Presumptive Democratic presidential nominee Joe Biden has vowed to address institutional racism in his first 100 days in office as he sought to elevate his voice in the exploding national debate over racism and police brutality.
The former vice president offered emotional support and promised bold action during an in-person meeting with black leaders in Delaware and a subsequent virtual meeting with big city mayors who are grappling with racial tensions and frustrated by a lack of federal support.
“Hate just hides. It doesn’t go away, and when you have somebody in power who breathes oxygen into the hate under the rocks, it comes out from under the rocks,” Mr Biden told more than a dozen African American leaders gathered at a church in Wilmington, his face mask lowered around his chin as he spoke.

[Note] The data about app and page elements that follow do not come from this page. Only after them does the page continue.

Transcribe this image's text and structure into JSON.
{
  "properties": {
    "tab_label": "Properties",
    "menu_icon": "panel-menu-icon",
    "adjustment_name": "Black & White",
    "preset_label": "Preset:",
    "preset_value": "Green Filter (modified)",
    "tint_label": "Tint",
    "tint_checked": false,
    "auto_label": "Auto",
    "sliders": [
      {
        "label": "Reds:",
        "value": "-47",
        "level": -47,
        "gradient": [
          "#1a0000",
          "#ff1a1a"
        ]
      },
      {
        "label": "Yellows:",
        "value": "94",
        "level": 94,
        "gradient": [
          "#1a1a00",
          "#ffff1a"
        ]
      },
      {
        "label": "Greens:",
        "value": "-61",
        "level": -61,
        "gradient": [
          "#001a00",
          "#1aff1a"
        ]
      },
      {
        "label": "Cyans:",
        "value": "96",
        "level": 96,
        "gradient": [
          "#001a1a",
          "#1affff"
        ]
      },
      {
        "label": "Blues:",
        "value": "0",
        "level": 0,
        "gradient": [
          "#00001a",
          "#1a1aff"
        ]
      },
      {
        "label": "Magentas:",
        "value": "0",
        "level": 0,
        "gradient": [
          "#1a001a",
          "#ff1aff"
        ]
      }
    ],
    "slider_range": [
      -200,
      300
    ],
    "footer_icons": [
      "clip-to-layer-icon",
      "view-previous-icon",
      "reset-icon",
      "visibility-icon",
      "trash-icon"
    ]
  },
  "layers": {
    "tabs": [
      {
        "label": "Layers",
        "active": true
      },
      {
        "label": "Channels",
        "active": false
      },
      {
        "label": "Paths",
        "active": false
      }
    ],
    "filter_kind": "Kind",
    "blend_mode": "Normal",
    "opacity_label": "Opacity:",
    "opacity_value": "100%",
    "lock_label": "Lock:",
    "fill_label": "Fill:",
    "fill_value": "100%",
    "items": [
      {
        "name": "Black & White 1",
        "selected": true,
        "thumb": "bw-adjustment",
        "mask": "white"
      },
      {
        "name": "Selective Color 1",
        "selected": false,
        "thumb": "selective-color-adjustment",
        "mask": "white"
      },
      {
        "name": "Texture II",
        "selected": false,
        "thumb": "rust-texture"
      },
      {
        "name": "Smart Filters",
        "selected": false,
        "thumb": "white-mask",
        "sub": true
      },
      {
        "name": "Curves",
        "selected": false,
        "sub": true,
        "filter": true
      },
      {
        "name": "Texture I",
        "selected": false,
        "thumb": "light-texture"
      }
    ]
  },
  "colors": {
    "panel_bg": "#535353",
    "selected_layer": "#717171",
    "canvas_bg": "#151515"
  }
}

Without offering specifics, he promised to “deal with institutional racism” and set up a police oversight body in his first 100 days in office, if elected.
“I really do believe that the blinders have been taken off. I think this tidal wave is moving,” he later told the mayors of Atlanta, Chicago, Los Angeles and St Paul, Minnesota.
“I realise we’ve got to do something big, we can do it, and everyone will benefit from it.”
Mr Biden has struggled in recent weeks to be heard from his makeshift home TV studio over the noise of duelling national crises, but after another night of violent protests, he ventured out into public for just the third time since the pandemic arrived in mid-March.
His hopeful and collaborative approach marked a sharp contrast to that of President Donald Trump, who has made little effort to unify the country.
The Republican president attacked governors as “weak” during a video teleconference on Monday and demanded tougher crackdowns on protesters.
He also lashed out at Mr Biden on Twitter, writing: “Sleepy Joe Biden’s people are so Radical Left that they are working to get the Anarchists out of jail, and probably more.”
Mr Biden’s softer approach may foreshadow how he presents himself in the five months before the presidential election, emphasising calm and competence as a contrast to a mercurial president. It is an approach that carries the risk of being drowned out by Mr Trump’s much louder voice.
The Democrat delivered a well-received address on Friday calling on white people to shoulder the responsibility of ending America’s systemic racism, but he was largely out of sight over the weekend, which marked the fifth anniversary of the death of his son Beau Biden from brain cancer.
Mr Biden and his wife Jill marked Memorial Day by laying a wreath at a veterans’ memorial near his Wilmington home, and the former vice president’s campaign posted pictures of him visiting a protest site in the city on Sunday afternoon. Earlier, he wrote a post on Medium expressing empathy for those despairing about the police killing of George Floyd in Minneapolis.